I got one of those voice messages last month that you never forgot. You probably know the kind, it’s the inflection of the messenger that when you listen to the recording, you think to yourself that something terrible has happened and the person leaving you the message desperately needs to talk to you in person…

So, this is the story of my lovely stepmother Debbie. My dad and she were married when I was a teenager after my parents had divorced. Not even two years into their marriage my father had a massive heart attack and died. He was 42, Debbie was 31 and I was 19. I can tell you, even as a college freshman, I knew this woman had a very deep love for my father.

My dad had recently relocated out west due to work and when he died, Debbie stayed across the country and never looked back on any of her decisions about my dad. We kept in touch over the decades mostly by annual phone calls. A few times I had the pleasure of seeing her if I was on vacation or had business in her area.

By the way, thirteen years after my dad died, she met a man named Mike and they had been living together for over twenty years when Mike left me that 5:23 amvoice message to call him back. When I did so, he explained that Debbie died that night. She had recently been diagnosed with advanced cancer and after a frenetic month of treatments she ended up passing due to complications. I hadn’t a clue. The last time I spoke to her everything was fine. (Photo to the right – Jean Marie with Debbie, 2014)

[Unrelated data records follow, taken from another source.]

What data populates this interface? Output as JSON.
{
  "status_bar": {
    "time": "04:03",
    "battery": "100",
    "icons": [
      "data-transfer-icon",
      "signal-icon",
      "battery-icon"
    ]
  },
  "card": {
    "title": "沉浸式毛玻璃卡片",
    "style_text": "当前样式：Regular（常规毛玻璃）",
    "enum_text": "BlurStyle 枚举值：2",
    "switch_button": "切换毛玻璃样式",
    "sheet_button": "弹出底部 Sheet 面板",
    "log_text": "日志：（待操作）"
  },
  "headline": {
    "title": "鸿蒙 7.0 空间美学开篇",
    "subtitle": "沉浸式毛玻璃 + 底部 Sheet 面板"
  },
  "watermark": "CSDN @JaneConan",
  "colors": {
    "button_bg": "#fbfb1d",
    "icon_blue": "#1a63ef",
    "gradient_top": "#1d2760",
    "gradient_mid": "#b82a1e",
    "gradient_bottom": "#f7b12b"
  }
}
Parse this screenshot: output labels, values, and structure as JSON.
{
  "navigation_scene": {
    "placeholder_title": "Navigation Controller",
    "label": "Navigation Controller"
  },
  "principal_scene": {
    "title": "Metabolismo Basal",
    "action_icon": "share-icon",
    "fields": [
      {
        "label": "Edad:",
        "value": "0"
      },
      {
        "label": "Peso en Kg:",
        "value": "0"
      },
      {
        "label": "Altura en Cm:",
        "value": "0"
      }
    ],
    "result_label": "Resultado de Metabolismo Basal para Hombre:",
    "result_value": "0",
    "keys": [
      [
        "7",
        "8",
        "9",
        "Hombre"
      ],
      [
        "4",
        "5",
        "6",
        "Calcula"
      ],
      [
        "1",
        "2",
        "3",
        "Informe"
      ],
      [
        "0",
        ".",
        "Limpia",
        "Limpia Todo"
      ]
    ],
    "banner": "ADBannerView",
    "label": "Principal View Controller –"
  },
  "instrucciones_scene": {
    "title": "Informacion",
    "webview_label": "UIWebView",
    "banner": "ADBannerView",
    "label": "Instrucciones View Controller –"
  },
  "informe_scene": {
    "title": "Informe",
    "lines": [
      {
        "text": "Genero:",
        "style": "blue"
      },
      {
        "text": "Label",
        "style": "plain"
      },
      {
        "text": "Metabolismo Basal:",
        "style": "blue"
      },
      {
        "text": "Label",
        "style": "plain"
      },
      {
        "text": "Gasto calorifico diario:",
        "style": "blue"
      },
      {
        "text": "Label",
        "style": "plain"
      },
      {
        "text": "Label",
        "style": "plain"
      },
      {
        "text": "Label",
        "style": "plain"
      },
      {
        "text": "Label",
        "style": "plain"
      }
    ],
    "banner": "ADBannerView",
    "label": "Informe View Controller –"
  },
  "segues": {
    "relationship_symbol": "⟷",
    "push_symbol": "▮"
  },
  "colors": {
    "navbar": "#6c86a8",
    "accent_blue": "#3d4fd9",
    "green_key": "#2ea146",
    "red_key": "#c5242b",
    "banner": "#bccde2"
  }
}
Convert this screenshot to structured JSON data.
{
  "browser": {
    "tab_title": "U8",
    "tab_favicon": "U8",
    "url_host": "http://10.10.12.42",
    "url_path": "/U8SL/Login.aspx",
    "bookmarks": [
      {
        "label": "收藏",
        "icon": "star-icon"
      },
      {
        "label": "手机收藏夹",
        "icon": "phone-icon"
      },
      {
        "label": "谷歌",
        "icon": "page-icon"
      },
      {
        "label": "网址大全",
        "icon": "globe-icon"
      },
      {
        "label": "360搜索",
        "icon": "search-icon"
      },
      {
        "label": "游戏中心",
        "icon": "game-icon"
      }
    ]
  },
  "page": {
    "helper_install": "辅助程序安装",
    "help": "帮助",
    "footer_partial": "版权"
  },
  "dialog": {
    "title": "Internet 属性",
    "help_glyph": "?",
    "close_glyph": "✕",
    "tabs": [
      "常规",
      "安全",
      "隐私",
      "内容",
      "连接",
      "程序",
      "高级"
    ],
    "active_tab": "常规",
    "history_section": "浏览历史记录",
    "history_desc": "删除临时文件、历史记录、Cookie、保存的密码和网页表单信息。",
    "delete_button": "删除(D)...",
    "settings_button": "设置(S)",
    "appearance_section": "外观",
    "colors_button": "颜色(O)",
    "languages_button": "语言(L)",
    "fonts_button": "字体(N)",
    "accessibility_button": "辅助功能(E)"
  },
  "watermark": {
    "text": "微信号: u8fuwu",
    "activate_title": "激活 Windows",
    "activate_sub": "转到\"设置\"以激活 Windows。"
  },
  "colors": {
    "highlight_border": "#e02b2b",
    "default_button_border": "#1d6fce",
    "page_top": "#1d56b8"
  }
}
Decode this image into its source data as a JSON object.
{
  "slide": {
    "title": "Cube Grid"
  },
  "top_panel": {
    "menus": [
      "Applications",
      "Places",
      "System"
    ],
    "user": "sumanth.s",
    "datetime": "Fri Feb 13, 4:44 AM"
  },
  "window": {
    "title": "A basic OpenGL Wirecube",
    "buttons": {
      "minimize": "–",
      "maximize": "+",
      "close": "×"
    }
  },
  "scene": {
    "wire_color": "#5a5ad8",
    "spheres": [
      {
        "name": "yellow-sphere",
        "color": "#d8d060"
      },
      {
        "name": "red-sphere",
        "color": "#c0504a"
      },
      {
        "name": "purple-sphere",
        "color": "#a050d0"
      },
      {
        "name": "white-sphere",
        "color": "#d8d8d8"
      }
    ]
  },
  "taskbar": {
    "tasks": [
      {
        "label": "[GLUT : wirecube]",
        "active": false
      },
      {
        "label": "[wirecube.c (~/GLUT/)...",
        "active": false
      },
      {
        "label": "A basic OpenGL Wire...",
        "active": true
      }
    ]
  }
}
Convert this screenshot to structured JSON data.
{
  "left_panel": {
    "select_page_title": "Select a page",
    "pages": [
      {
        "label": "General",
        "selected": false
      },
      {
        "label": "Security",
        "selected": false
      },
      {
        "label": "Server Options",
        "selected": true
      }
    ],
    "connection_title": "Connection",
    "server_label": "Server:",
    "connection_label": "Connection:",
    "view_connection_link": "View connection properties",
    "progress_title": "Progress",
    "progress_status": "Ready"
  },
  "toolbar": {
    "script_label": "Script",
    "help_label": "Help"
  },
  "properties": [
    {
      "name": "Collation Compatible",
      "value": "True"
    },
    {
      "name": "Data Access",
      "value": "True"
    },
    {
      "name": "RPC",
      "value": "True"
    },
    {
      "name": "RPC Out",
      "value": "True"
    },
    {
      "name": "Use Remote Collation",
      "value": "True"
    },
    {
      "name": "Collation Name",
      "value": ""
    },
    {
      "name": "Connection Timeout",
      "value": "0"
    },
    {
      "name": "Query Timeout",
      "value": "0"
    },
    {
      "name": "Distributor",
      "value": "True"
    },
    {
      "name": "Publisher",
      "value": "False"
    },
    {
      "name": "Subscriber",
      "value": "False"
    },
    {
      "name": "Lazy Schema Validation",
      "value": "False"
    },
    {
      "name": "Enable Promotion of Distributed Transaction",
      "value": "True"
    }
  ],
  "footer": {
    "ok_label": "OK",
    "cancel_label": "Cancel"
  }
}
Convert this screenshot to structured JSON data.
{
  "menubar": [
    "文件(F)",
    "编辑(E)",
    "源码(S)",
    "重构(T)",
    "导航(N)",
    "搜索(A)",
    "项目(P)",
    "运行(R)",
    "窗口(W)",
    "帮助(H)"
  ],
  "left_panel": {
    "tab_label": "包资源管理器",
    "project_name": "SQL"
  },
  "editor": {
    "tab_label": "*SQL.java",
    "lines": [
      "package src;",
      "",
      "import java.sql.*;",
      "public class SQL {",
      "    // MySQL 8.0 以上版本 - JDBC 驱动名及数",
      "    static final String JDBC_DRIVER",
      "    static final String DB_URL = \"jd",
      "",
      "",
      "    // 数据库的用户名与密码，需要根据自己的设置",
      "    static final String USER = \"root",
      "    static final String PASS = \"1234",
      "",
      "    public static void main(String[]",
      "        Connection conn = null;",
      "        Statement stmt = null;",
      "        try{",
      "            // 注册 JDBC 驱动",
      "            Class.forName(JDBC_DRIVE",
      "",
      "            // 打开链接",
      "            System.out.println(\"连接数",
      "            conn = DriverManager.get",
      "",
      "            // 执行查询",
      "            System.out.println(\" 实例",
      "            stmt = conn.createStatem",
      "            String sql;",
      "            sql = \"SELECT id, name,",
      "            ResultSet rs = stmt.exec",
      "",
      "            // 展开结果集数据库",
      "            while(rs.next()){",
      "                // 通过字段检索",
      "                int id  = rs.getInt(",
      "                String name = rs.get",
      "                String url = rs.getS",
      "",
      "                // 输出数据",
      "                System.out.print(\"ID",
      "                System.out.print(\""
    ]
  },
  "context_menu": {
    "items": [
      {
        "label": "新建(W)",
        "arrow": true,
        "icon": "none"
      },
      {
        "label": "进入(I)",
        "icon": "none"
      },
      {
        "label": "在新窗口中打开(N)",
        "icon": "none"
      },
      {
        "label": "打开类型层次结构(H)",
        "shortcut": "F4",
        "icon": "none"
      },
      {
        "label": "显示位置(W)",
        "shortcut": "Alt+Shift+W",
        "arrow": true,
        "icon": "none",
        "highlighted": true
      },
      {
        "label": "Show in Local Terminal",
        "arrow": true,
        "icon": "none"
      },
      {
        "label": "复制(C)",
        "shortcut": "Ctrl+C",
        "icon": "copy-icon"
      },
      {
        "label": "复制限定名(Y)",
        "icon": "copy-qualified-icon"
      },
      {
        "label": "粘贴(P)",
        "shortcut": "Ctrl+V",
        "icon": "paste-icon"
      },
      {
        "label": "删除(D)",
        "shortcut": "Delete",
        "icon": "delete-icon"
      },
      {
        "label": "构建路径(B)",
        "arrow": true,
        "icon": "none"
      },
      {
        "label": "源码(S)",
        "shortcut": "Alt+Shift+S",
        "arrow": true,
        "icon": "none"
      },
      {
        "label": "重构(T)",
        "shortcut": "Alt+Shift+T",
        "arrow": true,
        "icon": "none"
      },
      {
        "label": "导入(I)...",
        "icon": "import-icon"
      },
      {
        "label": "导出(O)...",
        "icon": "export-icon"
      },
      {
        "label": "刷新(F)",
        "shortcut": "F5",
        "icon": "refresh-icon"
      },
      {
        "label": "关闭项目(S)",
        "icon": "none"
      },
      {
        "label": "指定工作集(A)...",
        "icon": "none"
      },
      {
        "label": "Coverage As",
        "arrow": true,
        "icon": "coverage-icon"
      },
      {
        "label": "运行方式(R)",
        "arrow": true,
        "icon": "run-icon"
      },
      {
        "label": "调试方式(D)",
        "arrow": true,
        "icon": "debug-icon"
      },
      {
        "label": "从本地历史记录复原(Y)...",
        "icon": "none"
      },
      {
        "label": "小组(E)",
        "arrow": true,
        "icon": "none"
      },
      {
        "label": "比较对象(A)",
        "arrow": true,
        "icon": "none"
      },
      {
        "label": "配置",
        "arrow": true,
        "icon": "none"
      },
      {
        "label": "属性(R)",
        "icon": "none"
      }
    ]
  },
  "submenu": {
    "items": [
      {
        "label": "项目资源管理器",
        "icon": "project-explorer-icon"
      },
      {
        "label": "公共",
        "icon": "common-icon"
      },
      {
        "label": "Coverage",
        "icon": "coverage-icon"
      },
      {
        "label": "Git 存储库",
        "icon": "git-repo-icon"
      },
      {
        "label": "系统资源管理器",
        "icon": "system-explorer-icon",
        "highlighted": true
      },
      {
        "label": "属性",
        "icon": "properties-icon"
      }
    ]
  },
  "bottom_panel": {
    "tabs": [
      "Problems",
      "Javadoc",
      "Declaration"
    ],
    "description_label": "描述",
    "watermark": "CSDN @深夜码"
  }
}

As my conversation continued with Mike he told me that he found “her papers.” She had written down that she wanted to be buried with my dad. He asked me, “Jean Marie, did you know that Debbie and your dad have a cemetery plot together?” At that point, I was even more speechless. I either never knew this or I had forgotten since it was 33 years ago when my dad was buried in Paramus, NJ. A swarm of sympathy and empathy arose in my heart for Mike. It turns out that Debbie had not updated her will since the 80’s. Mike and Debbie had an upcoming appointment with an attorney but she didn’t make it.

Not only had he lost his love but now everything she owned was going to people she designated decades ago that she was no longer communicating with. I’m pretty certain she would have dramatically changed her will had she made it to the lawyer’s office.

Additionally, adding to grief and stress, I’m sure it was an awful experience for Mike to have to fly her body back here to an unfamiliar airport, funeral home and cemetery in order to bury her here with her former husband, my father. And it was quite emotional and painful for me to see my dad’s grave reopened.

Of course, all these “after death” questions could have been prevented if she had thought, talked, written and communicated her last wishes. When I asked Mike why she hadn’t done so, he said she never thought about it. She had always been healthy, she never expected to die at 63. It was just something they never got around to.

I tell you this personal story from a stepdaughter and an organizer’s perspective so your loved ones don’t make this all too common mistake. As a rule of thumb, you should read your will every five years and see if you want to make any changes. If you do, don’t procrastinate.